Today's global economy is a Gordian knot, a completely tangled group of strands that are endlessly intertwined. Multinational corporations are a natural result of this economic environment and have become a staple of the American business world. Multinational corporations that are majority U.S.-owned employed almost 6.5 million workers in 2014, and that figure tends to increase every year. While these companies can claim a significant portion of the United States' economic power, there are definite disadvantages to this situation. Creating jobs and wealth are good, but the social and environmental costs can be extreme.

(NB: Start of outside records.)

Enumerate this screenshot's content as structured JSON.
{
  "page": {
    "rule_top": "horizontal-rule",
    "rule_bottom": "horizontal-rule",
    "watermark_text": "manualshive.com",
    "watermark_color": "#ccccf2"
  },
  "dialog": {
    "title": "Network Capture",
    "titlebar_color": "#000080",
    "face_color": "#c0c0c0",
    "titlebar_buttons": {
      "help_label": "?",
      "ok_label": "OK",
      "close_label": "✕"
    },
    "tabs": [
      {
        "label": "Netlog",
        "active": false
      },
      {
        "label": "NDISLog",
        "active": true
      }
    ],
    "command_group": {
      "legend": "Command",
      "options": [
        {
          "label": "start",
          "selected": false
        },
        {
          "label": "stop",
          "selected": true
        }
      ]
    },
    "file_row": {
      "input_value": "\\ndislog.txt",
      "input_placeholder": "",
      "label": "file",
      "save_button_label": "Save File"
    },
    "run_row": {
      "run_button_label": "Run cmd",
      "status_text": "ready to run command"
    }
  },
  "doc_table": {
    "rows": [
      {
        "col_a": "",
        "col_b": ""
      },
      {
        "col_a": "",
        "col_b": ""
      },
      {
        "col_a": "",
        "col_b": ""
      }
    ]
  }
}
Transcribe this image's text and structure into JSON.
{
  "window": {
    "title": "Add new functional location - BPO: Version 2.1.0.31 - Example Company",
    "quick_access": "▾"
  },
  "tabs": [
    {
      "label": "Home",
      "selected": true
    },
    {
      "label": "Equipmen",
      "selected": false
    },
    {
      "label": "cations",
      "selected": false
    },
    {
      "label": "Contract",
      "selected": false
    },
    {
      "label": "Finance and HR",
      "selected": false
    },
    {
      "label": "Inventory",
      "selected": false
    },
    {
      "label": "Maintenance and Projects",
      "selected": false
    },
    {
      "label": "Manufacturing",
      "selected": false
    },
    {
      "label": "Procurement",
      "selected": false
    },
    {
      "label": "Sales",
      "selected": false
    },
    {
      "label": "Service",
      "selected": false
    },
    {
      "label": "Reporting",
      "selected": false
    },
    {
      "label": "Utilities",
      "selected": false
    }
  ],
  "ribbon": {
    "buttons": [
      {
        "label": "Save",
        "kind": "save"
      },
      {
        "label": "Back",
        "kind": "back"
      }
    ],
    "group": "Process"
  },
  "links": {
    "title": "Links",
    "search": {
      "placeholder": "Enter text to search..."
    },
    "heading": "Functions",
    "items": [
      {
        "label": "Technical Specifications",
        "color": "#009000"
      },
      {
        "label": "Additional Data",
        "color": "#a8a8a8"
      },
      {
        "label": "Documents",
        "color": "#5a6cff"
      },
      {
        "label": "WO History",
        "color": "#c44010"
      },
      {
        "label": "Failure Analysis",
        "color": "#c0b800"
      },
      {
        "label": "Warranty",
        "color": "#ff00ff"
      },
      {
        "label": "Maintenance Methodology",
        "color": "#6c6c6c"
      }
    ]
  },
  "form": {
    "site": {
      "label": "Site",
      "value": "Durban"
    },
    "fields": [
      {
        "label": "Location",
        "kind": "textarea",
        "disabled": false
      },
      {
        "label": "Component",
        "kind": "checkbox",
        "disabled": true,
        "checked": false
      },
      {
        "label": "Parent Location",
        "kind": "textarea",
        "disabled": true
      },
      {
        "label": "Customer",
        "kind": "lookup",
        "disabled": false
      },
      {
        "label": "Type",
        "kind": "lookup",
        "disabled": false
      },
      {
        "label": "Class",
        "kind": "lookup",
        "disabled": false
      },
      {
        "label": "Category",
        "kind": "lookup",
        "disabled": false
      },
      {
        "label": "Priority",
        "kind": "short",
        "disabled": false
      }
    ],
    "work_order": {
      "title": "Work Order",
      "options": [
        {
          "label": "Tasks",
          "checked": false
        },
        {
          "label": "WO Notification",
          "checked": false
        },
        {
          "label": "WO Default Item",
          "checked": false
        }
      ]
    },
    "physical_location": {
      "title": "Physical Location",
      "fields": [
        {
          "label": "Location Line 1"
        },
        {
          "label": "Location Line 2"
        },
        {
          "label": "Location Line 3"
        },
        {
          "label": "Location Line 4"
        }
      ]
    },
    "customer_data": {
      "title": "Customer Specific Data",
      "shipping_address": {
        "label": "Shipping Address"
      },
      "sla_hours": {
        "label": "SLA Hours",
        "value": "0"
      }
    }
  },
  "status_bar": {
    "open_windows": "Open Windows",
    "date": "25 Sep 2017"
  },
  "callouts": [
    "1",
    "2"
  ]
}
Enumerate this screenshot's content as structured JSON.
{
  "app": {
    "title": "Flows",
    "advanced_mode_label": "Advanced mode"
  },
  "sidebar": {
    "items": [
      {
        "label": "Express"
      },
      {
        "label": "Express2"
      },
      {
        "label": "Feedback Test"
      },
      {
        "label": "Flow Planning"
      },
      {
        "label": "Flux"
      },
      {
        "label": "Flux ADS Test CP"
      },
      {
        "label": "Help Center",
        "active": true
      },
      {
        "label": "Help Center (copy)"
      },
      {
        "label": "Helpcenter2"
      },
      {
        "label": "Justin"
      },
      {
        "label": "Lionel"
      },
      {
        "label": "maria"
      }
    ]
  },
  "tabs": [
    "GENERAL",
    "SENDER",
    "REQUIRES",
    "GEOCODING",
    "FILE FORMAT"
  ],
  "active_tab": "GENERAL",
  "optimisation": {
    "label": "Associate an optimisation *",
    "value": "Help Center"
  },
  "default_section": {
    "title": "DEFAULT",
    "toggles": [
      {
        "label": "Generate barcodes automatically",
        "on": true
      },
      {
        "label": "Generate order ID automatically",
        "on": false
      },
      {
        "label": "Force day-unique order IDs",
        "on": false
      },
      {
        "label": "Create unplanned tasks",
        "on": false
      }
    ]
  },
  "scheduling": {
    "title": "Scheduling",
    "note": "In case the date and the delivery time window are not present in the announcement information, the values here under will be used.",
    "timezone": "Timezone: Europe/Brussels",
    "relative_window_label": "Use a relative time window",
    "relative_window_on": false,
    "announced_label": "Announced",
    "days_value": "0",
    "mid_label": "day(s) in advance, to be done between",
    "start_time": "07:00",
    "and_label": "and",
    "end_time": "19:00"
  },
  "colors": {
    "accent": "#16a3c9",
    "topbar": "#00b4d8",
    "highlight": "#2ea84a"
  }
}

One natural advantage that multinational corporations have is the ability to produce goods using the least expensive methods possible worldwide. With few ties to any one political entity, their desire to work cheaply and efficiently often is at odds with sound environmental practices. With their economic importance to their host countries, they often find themselves in a power position when lobbying for beneficial environmental regulations that favor profits over nature. If host countries are at an economic disadvantage, their desire for increased revenue can override their need to regulate environmental impacts.
One unique way multinational corporations can increase their profit margin is by transfer pricing. The goal of this practice is to reduce their tax liability in those countries that may have a higher tax rate for their products and increase their liability in countries with a lower tax rate. They do this by shipping partly finished goods and components between different factories in different countries. Transferring expensive goods from countries with a high tax rate make their bottom line look more healthy while transferring goods at a lower price to markets with a lower tax rate will decrease their final tax bill. The result is two or more different countries losing valuable tax revenue because of financial loopholes in the tax laws.
Social and Cultural Impact
The increasing number of multinational corporations is creating a sort of homogenization effect, making much of the world look the same and causing different countries to lose their identities. This process, known as "McDonaldization," results in more and more parts of the world looking exactly like every other part. This standardization of the retail world is pushing out small businesses such as local artisans, regional cuisine and other small businesses, making streets in Tokyo and London look much the same as those in Chicago or Orlando.
With profit being the primary goal and the world as their environment, multinational corporations can afford to pick and choose when it comes to finding governments that enact employment laws that benefit their business over the workers. Their head office may be in a country with stringent employment laws, but they're free to set up factories in economic deserts where people are eager to work for pennies a day. These workers tend to be low-skilled, resulting in a general loss of quality in the product line. Also, corporations tend to build in countries without strict health and safety laws, adding to the social decline of host countries.
Because they're not tied to any one country, multinationals may not have a reason to feel loyal to one country over another, which creates economic uncertainty, both for the workers and for the community in which they base their production. If laws change and a multinational finds that it can produce the same goods elsewhere for a fraction of the cost, they have no good reason to maintain their original factory. These corporations can ship jobs overseas to wherever they can build their products cheaper, which can leave some communities financially devastated.
Victoria Bailey has owned and operated businesses for 25 years, including an award-winning gourmet restaurant and a rare bookstore. She spent time as a corporate training manager in the third-largest restaurant chain in its niche, but her first love will always be small and independent businesses. Bailey has written for USAToday, Coldwell Banker, and various restaurant magazines, and is the ghostwriter for a nationally-known food safety training guru.